● EXERCISE GOAL: Output the data below in full, character for character.

*** AVAILABLE DATA ***

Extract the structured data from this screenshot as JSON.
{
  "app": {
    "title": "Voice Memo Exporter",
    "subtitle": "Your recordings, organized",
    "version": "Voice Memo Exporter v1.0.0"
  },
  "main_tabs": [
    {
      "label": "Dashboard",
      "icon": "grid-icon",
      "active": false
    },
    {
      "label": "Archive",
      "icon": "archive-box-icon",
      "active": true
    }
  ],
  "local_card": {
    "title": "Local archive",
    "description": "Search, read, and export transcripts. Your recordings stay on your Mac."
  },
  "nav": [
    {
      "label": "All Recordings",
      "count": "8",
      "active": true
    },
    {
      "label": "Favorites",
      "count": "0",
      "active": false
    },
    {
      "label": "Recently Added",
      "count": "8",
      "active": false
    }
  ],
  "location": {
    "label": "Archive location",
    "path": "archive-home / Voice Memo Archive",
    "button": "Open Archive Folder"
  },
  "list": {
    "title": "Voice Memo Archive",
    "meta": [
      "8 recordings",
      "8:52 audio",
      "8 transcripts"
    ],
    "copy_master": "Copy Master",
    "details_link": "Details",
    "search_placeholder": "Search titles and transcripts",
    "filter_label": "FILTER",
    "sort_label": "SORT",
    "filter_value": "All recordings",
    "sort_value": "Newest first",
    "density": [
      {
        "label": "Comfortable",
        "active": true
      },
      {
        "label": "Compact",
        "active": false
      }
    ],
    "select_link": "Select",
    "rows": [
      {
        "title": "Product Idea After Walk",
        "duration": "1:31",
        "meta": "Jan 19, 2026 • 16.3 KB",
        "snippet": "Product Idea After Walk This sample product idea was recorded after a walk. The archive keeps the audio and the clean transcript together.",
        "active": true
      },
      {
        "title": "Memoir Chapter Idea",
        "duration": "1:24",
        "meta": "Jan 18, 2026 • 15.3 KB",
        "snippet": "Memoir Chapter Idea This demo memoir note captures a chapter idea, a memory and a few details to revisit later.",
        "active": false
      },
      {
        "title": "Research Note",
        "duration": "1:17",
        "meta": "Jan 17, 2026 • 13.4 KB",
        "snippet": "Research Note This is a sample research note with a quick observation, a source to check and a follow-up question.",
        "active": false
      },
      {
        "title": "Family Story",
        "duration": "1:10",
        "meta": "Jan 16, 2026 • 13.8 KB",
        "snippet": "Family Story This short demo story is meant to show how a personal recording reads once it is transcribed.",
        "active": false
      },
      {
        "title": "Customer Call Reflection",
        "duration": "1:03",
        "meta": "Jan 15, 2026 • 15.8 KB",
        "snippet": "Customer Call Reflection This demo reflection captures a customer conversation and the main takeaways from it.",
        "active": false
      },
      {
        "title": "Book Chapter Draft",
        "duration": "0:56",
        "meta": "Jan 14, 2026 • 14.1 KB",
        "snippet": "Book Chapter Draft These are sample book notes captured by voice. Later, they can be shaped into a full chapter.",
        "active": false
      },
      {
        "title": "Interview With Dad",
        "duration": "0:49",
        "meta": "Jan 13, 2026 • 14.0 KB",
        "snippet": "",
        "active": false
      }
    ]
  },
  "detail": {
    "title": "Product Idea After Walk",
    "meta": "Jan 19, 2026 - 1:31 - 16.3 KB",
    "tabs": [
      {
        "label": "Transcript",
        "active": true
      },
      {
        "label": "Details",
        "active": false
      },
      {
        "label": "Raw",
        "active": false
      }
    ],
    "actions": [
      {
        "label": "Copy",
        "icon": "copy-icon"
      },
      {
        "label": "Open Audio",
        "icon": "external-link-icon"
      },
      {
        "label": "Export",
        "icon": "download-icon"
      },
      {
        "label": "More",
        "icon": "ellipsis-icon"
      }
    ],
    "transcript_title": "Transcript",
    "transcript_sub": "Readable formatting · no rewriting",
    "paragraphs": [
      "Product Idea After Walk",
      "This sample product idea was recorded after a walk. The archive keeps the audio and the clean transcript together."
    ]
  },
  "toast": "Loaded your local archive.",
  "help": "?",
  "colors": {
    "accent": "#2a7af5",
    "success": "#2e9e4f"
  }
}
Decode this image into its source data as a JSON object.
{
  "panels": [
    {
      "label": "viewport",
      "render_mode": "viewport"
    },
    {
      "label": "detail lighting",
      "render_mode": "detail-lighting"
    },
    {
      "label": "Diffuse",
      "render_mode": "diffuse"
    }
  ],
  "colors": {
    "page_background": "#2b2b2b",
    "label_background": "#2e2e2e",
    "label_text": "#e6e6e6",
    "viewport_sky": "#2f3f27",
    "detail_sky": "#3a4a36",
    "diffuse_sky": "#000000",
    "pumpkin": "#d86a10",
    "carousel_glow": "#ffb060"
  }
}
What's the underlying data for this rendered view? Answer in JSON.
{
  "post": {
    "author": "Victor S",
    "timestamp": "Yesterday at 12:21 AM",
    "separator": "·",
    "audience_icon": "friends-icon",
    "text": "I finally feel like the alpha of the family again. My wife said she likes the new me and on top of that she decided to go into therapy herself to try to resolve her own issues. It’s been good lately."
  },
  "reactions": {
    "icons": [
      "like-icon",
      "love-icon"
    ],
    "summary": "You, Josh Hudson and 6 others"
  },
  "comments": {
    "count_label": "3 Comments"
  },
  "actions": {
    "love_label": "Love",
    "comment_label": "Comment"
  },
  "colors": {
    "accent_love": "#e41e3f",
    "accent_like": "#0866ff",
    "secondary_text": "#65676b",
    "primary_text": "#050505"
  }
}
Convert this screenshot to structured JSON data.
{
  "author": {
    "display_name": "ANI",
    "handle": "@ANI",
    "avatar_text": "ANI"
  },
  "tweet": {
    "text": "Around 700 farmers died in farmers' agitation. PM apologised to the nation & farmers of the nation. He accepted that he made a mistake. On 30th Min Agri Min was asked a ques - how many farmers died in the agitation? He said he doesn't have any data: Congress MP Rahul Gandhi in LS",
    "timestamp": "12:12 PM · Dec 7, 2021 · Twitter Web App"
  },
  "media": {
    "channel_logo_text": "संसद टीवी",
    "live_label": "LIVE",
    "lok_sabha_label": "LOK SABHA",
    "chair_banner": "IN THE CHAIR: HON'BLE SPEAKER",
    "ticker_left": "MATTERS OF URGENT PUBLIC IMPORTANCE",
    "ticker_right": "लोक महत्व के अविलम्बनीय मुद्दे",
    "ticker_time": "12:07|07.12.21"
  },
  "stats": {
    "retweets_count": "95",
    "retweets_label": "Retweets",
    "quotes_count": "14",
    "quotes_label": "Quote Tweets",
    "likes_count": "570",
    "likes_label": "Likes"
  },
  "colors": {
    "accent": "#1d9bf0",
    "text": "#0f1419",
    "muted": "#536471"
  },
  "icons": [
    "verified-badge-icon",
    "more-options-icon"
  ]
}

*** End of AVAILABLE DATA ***

● PROBLEM SOLUTION:
Extract the structured data from this screenshot as JSON.
{
  "app": {
    "title": "Voice Memo Exporter",
    "subtitle": "Your recordings, organized",
    "version": "Voice Memo Exporter v1.0.0"
  },
  "main_tabs": [
    {
      "label": "Dashboard",
      "icon": "grid-icon",
      "active": false
    },
    {
      "label": "Archive",
      "icon": "archive-box-icon",
      "active": true
    }
  ],
  "local_card": {
    "title": "Local archive",
    "description": "Search, read, and export transcripts. Your recordings stay on your Mac."
  },
  "nav": [
    {
      "label": "All Recordings",
      "count": "8",
      "active": true
    },
    {
      "label": "Favorites",
      "count": "0",
      "active": false
    },
    {
      "label": "Recently Added",
      "count": "8",
      "active": false
    }
  ],
  "location": {
    "label": "Archive location",
    "path": "archive-home / Voice Memo Archive",
    "button": "Open Archive Folder"
  },
  "list": {
    "title": "Voice Memo Archive",
    "meta": [
      "8 recordings",
      "8:52 audio",
      "8 transcripts"
    ],
    "copy_master": "Copy Master",
    "details_link": "Details",
    "search_placeholder": "Search titles and transcripts",
    "filter_label": "FILTER",
    "sort_label": "SORT",
    "filter_value": "All recordings",
    "sort_value": "Newest first",
    "density": [
      {
        "label": "Comfortable",
        "active": true
      },
      {
        "label": "Compact",
        "active": false
      }
    ],
    "select_link": "Select",
    "rows": [
      {
        "title": "Product Idea After Walk",
        "duration": "1:31",
        "meta": "Jan 19, 2026 • 16.3 KB",
        "snippet": "Product Idea After Walk This sample product idea was recorded after a walk. The archive keeps the audio and the clean transcript together.",
        "active": true
      },
      {
        "title": "Memoir Chapter Idea",
        "duration": "1:24",
        "meta": "Jan 18, 2026 • 15.3 KB",
        "snippet": "Memoir Chapter Idea This demo memoir note captures a chapter idea, a memory and a few details to revisit later.",
        "active": false
      },
      {
        "title": "Research Note",
        "duration": "1:17",
        "meta": "Jan 17, 2026 • 13.4 KB",
        "snippet": "Research Note This is a sample research note with a quick observation, a source to check and a follow-up question.",
        "active": false
      },
      {
        "title": "Family Story",
        "duration": "1:10",
        "meta": "Jan 16, 2026 • 13.8 KB",
        "snippet": "Family Story This short demo story is meant to show how a personal recording reads once it is transcribed.",
        "active": false
      },
      {
        "title": "Customer Call Reflection",
        "duration": "1:03",
        "meta": "Jan 15, 2026 • 15.8 KB",
        "snippet": "Customer Call Reflection This demo reflection captures a customer conversation and the main takeaways from it.",
        "active": false
      },
      {
        "title": "Book Chapter Draft",
        "duration": "0:56",
        "meta": "Jan 14, 2026 • 14.1 KB",
        "snippet": "Book Chapter Draft These are sample book notes captured by voice. Later, they can be shaped into a full chapter.",
        "active": false
      },
      {
        "title": "Interview With Dad",
        "duration": "0:49",
        "meta": "Jan 13, 2026 • 14.0 KB",
        "snippet": "",
        "active": false
      }
    ]
  },
  "detail": {
    "title": "Product Idea After Walk",
    "meta": "Jan 19, 2026 - 1:31 - 16.3 KB",
    "tabs": [
      {
        "label": "Transcript",
        "active": true
      },
      {
        "label": "Details",
        "active": false
      },
      {
        "label": "Raw",
        "active": false
      }
    ],
    "actions": [
      {
        "label": "Copy",
        "icon": "copy-icon"
      },
      {
        "label": "Open Audio",
        "icon": "external-link-icon"
      },
      {
        "label": "Export",
        "icon": "download-icon"
      },
      {
        "label": "More",
        "icon": "ellipsis-icon"
      }
    ],
    "transcript_title": "Transcript",
    "transcript_sub": "Readable formatting · no rewriting",
    "paragraphs": [
      "Product Idea After Walk",
      "This sample product idea was recorded after a walk. The archive keeps the audio and the clean transcript together."
    ]
  },
  "toast": "Loaded your local archive.",
  "help": "?",
  "colors": {
    "accent": "#2a7af5",
    "success": "#2e9e4f"
  }
}
Decode this image into its source data as a JSON object.
{
  "panels": [
    {
      "label": "viewport",
      "render_mode": "viewport"
    },
    {
      "label": "detail lighting",
      "render_mode": "detail-lighting"
    },
    {
      "label": "Diffuse",
      "render_mode": "diffuse"
    }
  ],
  "colors": {
    "page_background": "#2b2b2b",
    "label_background": "#2e2e2e",
    "label_text": "#e6e6e6",
    "viewport_sky": "#2f3f27",
    "detail_sky": "#3a4a36",
    "diffuse_sky": "#000000",
    "pumpkin": "#d86a10",
    "carousel_glow": "#ffb060"
  }
}
What's the underlying data for this rendered view? Answer in JSON.
{
  "post": {
    "author": "Victor S",
    "timestamp": "Yesterday at 12:21 AM",
    "separator": "·",
    "audience_icon": "friends-icon",
    "text": "I finally feel like the alpha of the family again. My wife said she likes the new me and on top of that she decided to go into therapy herself to try to resolve her own issues. It’s been good lately."
  },
  "reactions": {
    "icons": [
      "like-icon",
      "love-icon"
    ],
    "summary": "You, Josh Hudson and 6 others"
  },
  "comments": {
    "count_label": "3 Comments"
  },
  "actions": {
    "love_label": "Love",
    "comment_label": "Comment"
  },
  "colors": {
    "accent_love": "#e41e3f",
    "accent_like": "#0866ff",
    "secondary_text": "#65676b",
    "primary_text": "#050505"
  }
}
Convert this screenshot to structured JSON data.
{
  "author": {
    "display_name": "ANI",
    "handle": "@ANI",
    "avatar_text": "ANI"
  },
  "tweet": {
    "text": "Around 700 farmers died in farmers' agitation. PM apologised to the nation & farmers of the nation. He accepted that he made a mistake. On 30th Min Agri Min was asked a ques - how many farmers died in the agitation? He said he doesn't have any data: Congress MP Rahul Gandhi in LS",
    "timestamp": "12:12 PM · Dec 7, 2021 · Twitter Web App"
  },
  "media": {
    "channel_logo_text": "संसद टीवी",
    "live_label": "LIVE",
    "lok_sabha_label": "LOK SABHA",
    "chair_banner": "IN THE CHAIR: HON'BLE SPEAKER",
    "ticker_left": "MATTERS OF URGENT PUBLIC IMPORTANCE",
    "ticker_right": "लोक महत्व के अविलम्बनीय मुद्दे",
    "ticker_time": "12:07|07.12.21"
  },
  "stats": {
    "retweets_count": "95",
    "retweets_label": "Retweets",
    "quotes_count": "14",
    "quotes_label": "Quote Tweets",
    "likes_count": "570",
    "likes_label": "Likes"
  },
  "colors": {
    "accent": "#1d9bf0",
    "text": "#0f1419",
    "muted": "#536471"
  },
  "icons": [
    "verified-badge-icon",
    "more-options-icon"
  ]
}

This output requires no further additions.